== Segment start ==

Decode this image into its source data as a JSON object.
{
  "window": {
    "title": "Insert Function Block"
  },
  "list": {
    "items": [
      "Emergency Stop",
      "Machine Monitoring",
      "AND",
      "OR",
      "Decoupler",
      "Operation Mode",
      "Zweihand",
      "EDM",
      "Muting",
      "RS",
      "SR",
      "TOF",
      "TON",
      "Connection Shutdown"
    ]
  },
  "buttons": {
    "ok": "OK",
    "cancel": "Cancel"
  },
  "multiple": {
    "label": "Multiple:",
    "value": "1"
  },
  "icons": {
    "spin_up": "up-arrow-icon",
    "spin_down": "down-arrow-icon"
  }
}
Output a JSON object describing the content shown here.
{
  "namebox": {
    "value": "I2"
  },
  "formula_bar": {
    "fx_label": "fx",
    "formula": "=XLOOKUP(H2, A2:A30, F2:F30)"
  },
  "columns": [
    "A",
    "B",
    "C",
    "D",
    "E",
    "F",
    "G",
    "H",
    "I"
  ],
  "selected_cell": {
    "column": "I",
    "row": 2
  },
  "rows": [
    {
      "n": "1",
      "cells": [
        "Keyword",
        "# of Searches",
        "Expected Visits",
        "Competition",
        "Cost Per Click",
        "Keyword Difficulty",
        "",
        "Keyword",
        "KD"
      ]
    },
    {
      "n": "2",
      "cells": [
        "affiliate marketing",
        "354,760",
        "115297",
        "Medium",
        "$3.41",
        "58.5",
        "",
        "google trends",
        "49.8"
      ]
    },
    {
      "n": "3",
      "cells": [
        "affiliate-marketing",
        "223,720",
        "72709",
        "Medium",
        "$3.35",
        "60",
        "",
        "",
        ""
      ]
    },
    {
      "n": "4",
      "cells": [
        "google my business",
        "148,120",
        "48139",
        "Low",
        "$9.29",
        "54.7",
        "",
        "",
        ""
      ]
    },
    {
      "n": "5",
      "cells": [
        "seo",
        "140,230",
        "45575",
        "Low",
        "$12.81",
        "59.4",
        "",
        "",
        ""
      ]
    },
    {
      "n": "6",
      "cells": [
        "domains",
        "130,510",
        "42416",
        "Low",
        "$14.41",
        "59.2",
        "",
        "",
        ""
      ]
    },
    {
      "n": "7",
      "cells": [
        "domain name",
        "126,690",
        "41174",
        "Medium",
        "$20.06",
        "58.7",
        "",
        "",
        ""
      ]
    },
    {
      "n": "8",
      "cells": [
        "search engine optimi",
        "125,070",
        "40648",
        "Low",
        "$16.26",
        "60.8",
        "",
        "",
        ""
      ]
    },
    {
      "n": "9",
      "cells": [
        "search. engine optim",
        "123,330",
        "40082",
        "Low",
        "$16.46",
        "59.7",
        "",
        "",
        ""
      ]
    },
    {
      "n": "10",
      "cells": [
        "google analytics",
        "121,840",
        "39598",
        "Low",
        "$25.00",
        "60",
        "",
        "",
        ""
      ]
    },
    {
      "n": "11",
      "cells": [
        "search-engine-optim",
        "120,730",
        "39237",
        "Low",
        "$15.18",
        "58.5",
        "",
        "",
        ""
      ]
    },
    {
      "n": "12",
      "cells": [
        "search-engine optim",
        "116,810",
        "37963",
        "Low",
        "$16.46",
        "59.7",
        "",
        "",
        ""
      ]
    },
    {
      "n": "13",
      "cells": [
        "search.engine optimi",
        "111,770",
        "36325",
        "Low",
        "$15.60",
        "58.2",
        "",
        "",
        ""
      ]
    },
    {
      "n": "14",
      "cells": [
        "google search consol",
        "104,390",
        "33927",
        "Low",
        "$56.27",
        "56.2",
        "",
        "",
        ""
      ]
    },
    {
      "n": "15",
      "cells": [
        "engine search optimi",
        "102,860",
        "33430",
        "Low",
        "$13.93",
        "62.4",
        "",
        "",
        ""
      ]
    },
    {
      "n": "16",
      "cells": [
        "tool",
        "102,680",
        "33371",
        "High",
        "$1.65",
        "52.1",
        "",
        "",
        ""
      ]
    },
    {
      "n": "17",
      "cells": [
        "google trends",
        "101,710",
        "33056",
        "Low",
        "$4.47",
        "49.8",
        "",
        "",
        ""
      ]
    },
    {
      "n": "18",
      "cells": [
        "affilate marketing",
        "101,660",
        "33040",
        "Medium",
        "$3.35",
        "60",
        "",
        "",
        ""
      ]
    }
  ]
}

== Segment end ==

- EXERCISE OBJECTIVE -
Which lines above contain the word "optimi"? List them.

- RESULT OF THIS TASK -
        "search engine optimi",
        "search.engine optimi",
        "engine search optimi",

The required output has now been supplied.